Many taxpayers feel like they have a good grasp of the tax filing process right after filing their taxes. Unfortunately, over the course of the next year, much of that knowledge goes out the window. Either through not thinking about it anymore, updates to the tax code, or a change in financial situation, taxpayers have to get back up-to-date each year to file again in April.
It can be even more confusing when you get a letter from the IRS asking about taxes you filed a year or two ago. The good news is that when using a reliable tax attorney, you will have someone on your side to advocate for you in dealing with the IRS, let you know your options, and help you avoid any unnecessary interest or tax penalties.
Common Tax Errors According to the IRS
The Internal Revenue Service (IRS) provides a checklist of common errors when preparing your tax return. Going over these common errors can prevent some of the most common reasons for having the IRS delay your refund, request clarification, or issue an underpayment notice. Some of the checklist items include:
- Submitting your tax return electronically to ensure greater accuracy. The e-file system often detects common errors, sending it back to the taxpayer for correction. The IRS expects about 90% of individuals to file their returns electronically in 2020.
- Choosing only one correct filing status.
- Enter the names and taxpayer identification numbers for everyone listed on your return.
- Signing and dating the return. If it's a joint return, make sure your spouse also signs and dates the return.
- Use the correct mailing address from the tax form instructions.
- Use the correct postage on the envelope.

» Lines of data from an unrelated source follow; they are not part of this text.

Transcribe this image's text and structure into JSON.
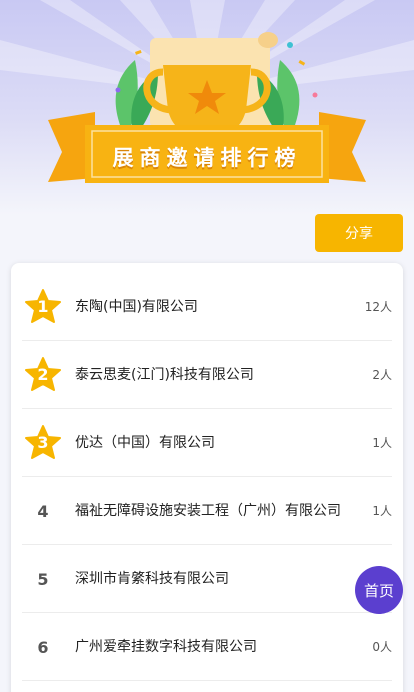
{
  "banner": {
    "title": "展商邀请排行榜"
  },
  "toolbar": {
    "share_label": "分享"
  },
  "ranking": [
    {
      "rank": "1",
      "name": "东陶(中国)有限公司",
      "count": "12人"
    },
    {
      "rank": "2",
      "name": "泰云思麦(江门)科技有限公司",
      "count": "2人"
    },
    {
      "rank": "3",
      "name": "优达（中国）有限公司",
      "count": "1人"
    },
    {
      "rank": "4",
      "name": "福祉无障碍设施安装工程（广州）有限公司",
      "count": "1人"
    },
    {
      "rank": "5",
      "name": "深圳市肯綮科技有限公司",
      "count": ""
    },
    {
      "rank": "6",
      "name": "广州爱牵挂数字科技有限公司",
      "count": "0人"
    }
  ],
  "floating": {
    "home_label": "首页"
  },
  "icons": {
    "trophy": "trophy-icon",
    "medal": "star-medal-icon"
  },
  "colors": {
    "accent": "#f7b500",
    "home_button": "#5b3fcf"
  }
}
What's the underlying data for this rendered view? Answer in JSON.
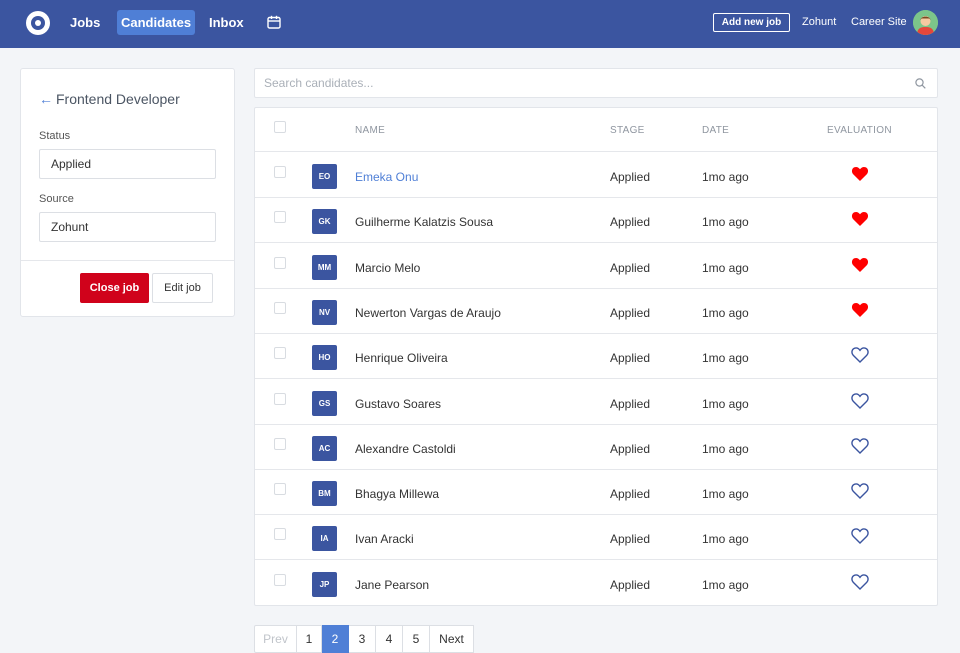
{
  "nav": {
    "links": [
      {
        "label": "Jobs"
      },
      {
        "label": "Candidates",
        "active": true
      },
      {
        "label": "Inbox"
      }
    ],
    "add_job_label": "Add new job",
    "company": "Zohunt",
    "career_site": "Career Site",
    "brand_color": "#3b55a0",
    "accent_color": "#4f7fd6"
  },
  "job": {
    "title": "Frontend Developer",
    "status_label": "Status",
    "status_value": "Applied",
    "source_label": "Source",
    "source_value": "Zohunt",
    "close_label": "Close job",
    "edit_label": "Edit job",
    "close_color": "#d0021b"
  },
  "search": {
    "placeholder": "Search candidates..."
  },
  "table": {
    "headers": {
      "name": "NAME",
      "stage": "STAGE",
      "date": "DATE",
      "evaluation": "EVALUATION"
    },
    "rows": [
      {
        "initials": "EO",
        "name": "Emeka Onu",
        "stage": "Applied",
        "date": "1mo ago",
        "liked": true,
        "highlight": true
      },
      {
        "initials": "GK",
        "name": "Guilherme Kalatzis Sousa",
        "stage": "Applied",
        "date": "1mo ago",
        "liked": true
      },
      {
        "initials": "MM",
        "name": "Marcio Melo",
        "stage": "Applied",
        "date": "1mo ago",
        "liked": true
      },
      {
        "initials": "NV",
        "name": "Newerton Vargas de Araujo",
        "stage": "Applied",
        "date": "1mo ago",
        "liked": true
      },
      {
        "initials": "HO",
        "name": "Henrique Oliveira",
        "stage": "Applied",
        "date": "1mo ago",
        "liked": false
      },
      {
        "initials": "GS",
        "name": "Gustavo Soares",
        "stage": "Applied",
        "date": "1mo ago",
        "liked": false
      },
      {
        "initials": "AC",
        "name": "Alexandre Castoldi",
        "stage": "Applied",
        "date": "1mo ago",
        "liked": false
      },
      {
        "initials": "BM",
        "name": "Bhagya Millewa",
        "stage": "Applied",
        "date": "1mo ago",
        "liked": false
      },
      {
        "initials": "IA",
        "name": "Ivan Aracki",
        "stage": "Applied",
        "date": "1mo ago",
        "liked": false
      },
      {
        "initials": "JP",
        "name": "Jane Pearson",
        "stage": "Applied",
        "date": "1mo ago",
        "liked": false
      }
    ]
  },
  "pagination": {
    "prev_label": "Prev",
    "pages": [
      "1",
      "2",
      "3",
      "4",
      "5"
    ],
    "current": "2",
    "next_label": "Next"
  }
}
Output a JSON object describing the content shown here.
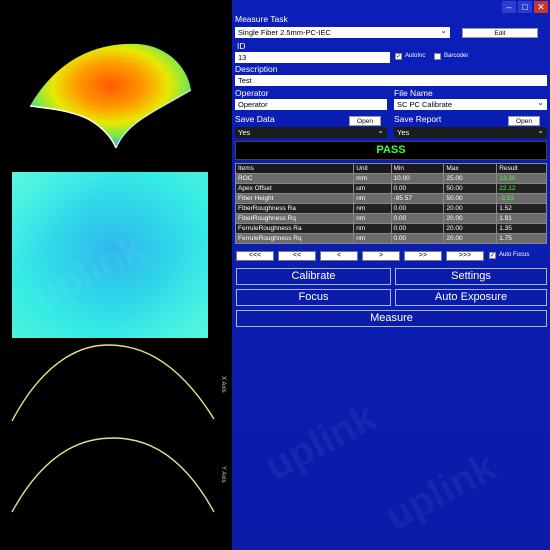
{
  "left": {
    "x_axis_label": "X Axis",
    "y_axis_label": "Y Axis",
    "watermark": "uplink"
  },
  "window": {
    "ctrl_min": "–",
    "ctrl_max": "□",
    "ctrl_close": "✕"
  },
  "measure_task": {
    "label": "Measure Task",
    "value": "Single Fiber 2.5mm-PC-IEC",
    "edit_label": "Edit"
  },
  "id": {
    "label": "ID",
    "value": "13",
    "autoinc_label": "AutoInc",
    "autoinc_checked": true,
    "barcoder_label": "Barcoder",
    "barcoder_checked": false
  },
  "description": {
    "label": "Description",
    "value": "Test"
  },
  "operator": {
    "label": "Operator",
    "value": "Operator"
  },
  "file_name": {
    "label": "File Name",
    "value": "SC PC Calibrate"
  },
  "save_data": {
    "label": "Save Data",
    "value": "Yes",
    "open_label": "Open"
  },
  "save_report": {
    "label": "Save Report",
    "value": "Yes",
    "open_label": "Open"
  },
  "result": {
    "status": "PASS",
    "status_color": "#3cff3c"
  },
  "table": {
    "headers": [
      "Items",
      "Unit",
      "Min",
      "Max",
      "Result"
    ],
    "rows": [
      [
        "ROC",
        "mm",
        "10.00",
        "25.00",
        "13.30"
      ],
      [
        "Apex Offset",
        "um",
        "0.00",
        "50.00",
        "22.12"
      ],
      [
        "Fiber Height",
        "nm",
        "-95.57",
        "50.00",
        "-3.53"
      ],
      [
        "FiberRoughness Ra",
        "nm",
        "0.00",
        "20.00",
        "1.52"
      ],
      [
        "FiberRoughness Rq",
        "nm",
        "0.00",
        "20.00",
        "1.91"
      ],
      [
        "FerruleRoughness Ra",
        "nm",
        "0.00",
        "20.00",
        "1.35"
      ],
      [
        "FerruleRoughness Rq",
        "nm",
        "0.00",
        "20.00",
        "1.75"
      ]
    ]
  },
  "nav": {
    "first": "<<<",
    "prev2": "<<",
    "prev": "<",
    "next": ">",
    "next2": ">>",
    "last": ">>>",
    "autofocus_label": "Auto Focus",
    "autofocus_checked": true
  },
  "buttons": {
    "calibrate": "Calibrate",
    "settings": "Settings",
    "focus": "Focus",
    "auto_exposure": "Auto Exposure",
    "measure": "Measure"
  }
}
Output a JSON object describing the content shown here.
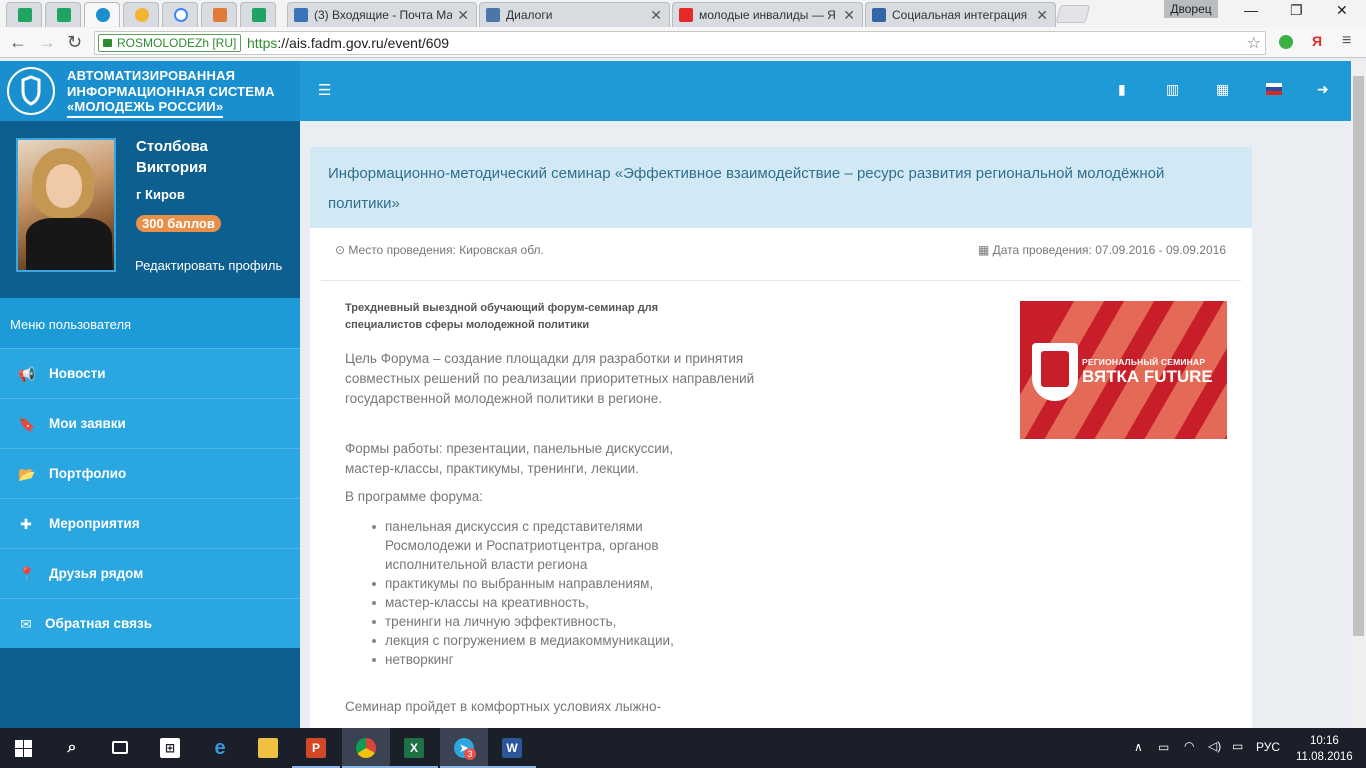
{
  "browser": {
    "tabs": [
      {
        "title": "(3) Входящие - Почта Ма",
        "favicon_color": "#3b73b9"
      },
      {
        "title": "Диалоги",
        "favicon_color": "#4a76a8"
      },
      {
        "title": "молодые инвалиды — Я",
        "favicon_color": "#e62a2a"
      },
      {
        "title": "Социальная интеграция",
        "favicon_color": "#3466a6"
      }
    ],
    "user_chip": "Дворец",
    "ev_badge": "ROSMOLODEZh [RU]",
    "url_scheme": "https",
    "url_rest": "://ais.fadm.gov.ru/event/609"
  },
  "brand": {
    "line1": "АВТОМАТИЗИРОВАННАЯ",
    "line2": "ИНФОРМАЦИОННАЯ СИСТЕМА",
    "line3": "«МОЛОДЕЖЬ РОССИИ»"
  },
  "profile": {
    "first_line": "Столбова",
    "second_line": "Виктория",
    "city": "г Киров",
    "points": "300 баллов",
    "edit": "Редактировать профиль"
  },
  "menu": {
    "header": "Меню пользователя",
    "items": [
      {
        "label": "Новости",
        "icon": "megaphone-icon"
      },
      {
        "label": "Мои заявки",
        "icon": "bookmark-icon"
      },
      {
        "label": "Портфолио",
        "icon": "folder-open-icon"
      },
      {
        "label": "Мероприятия",
        "icon": "puzzle-icon"
      },
      {
        "label": "Друзья рядом",
        "icon": "map-marker-icon"
      },
      {
        "label": "Обратная связь",
        "icon": "envelope-icon"
      }
    ]
  },
  "event": {
    "title": "Информационно-методический семинар «Эффективное взаимодействие – ресурс развития региональной молодёжной политики»",
    "place": "Место проведения: Кировская обл.",
    "dates": "Дата проведения: 07.09.2016 - 09.09.2016",
    "lead": "Трехдневный выездной обучающий форум-семинар для специалистов сферы молодежной политики",
    "goal": "Цель Форума – создание площадки для разработки и принятия совместных решений по реализации приоритетных направлений государственной молодежной политики в регионе.",
    "forms": "Формы работы: презентации, панельные дискуссии, мастер-классы, практикумы, тренинги, лекции.",
    "program_intro": "В программе форума:",
    "program": [
      "панельная дискуссия с представителями Росмолодежи и Роспатриотцентра, органов исполнительной власти региона",
      "практикумы по выбранным направлениям,",
      "мастер-классы на креативность,",
      "тренинги на личную эффективность,",
      "лекция с погружением в медиакоммуникации,",
      "нетворкинг"
    ],
    "footer_text": "Семинар пройдет в комфортных условиях лыжно-",
    "banner_small": "РЕГИОНАЛЬНЫЙ СЕМИНАР",
    "banner_big": "ВЯТКА FUTURE"
  },
  "taskbar": {
    "lang": "РУС",
    "time": "10:16",
    "date": "11.08.2016",
    "telegram_badge": "3"
  },
  "colors": {
    "brand_blue": "#1a8fcf",
    "menu_blue": "#2aa6e0",
    "profile_dark": "#0c5f8f",
    "points_orange": "#e8904a",
    "title_bg": "#d2e9f5"
  }
}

- If you owe tax, enclose a check or money order made payable to "United States Treasury" with your return and include your name, address, taxpayer identification number, daytime telephone number, tax form, and tax year on the payment.
- If you're due a refund and requested direct deposit, double-check your routing and account numbers for your financial institution.
- Make a copy of the signed return and all schedules for your own records.
Not Getting Paper Copies of Tax Forms
More financial information is going paperless, including bank accounts, health insurance, employment benefits, and investment accounts. This may mean that taxpayers who were used to getting a 1099 or other tax form in the mail will be getting those online. Taxpayers may forget about some of these financial accounts or not get an email of the tax form availability. Taxpayers are still liable for reporting all their tax information, even if they forgot about the accounts or never got a tax form in the mail.
Changes From Tax Year 2018 for Tax Year Filing 2019
There has not been a significant overhaul of the tax system in the past year. However, taxpayers are still responsible for calculating their taxes based on the existing tax laws for the tax year in question. One area of evolving tax treatment involves virtual currency. As we wrote about before, issues like Bitcoin and cryptocurrency taxation and even video game virtual currency are leaving a lot of taxpayers confused about how to handle virtual currency.
According to the IRS, “taxpayers who engaged in a transaction involving virtual currency will need to file Schedule 1, Additional Income and Adjustments To Income. The Internal Revenue Code and regulations require taxpayers to maintain records that support the information provided on tax returns. Taxpayers should maintain, for example, records documenting receipts, sales, exchanges or other dispositions of virtual currency and the fair market value of the virtual currency.”
Tax Issues for Maryland Taxpayers
An experienced tax attorney will be able to handle IRS documents and information requests, respond to IRS tax notices, or help you negotiate with the IRS to avoid heavy penalties or assessments. If you learn about an IRS audit or investigation, contact an experienced Maryland tax attorney. Contact Gabaie & Associates, LLC for a free consultation on your state or federal tax issue at (410) 862-2198.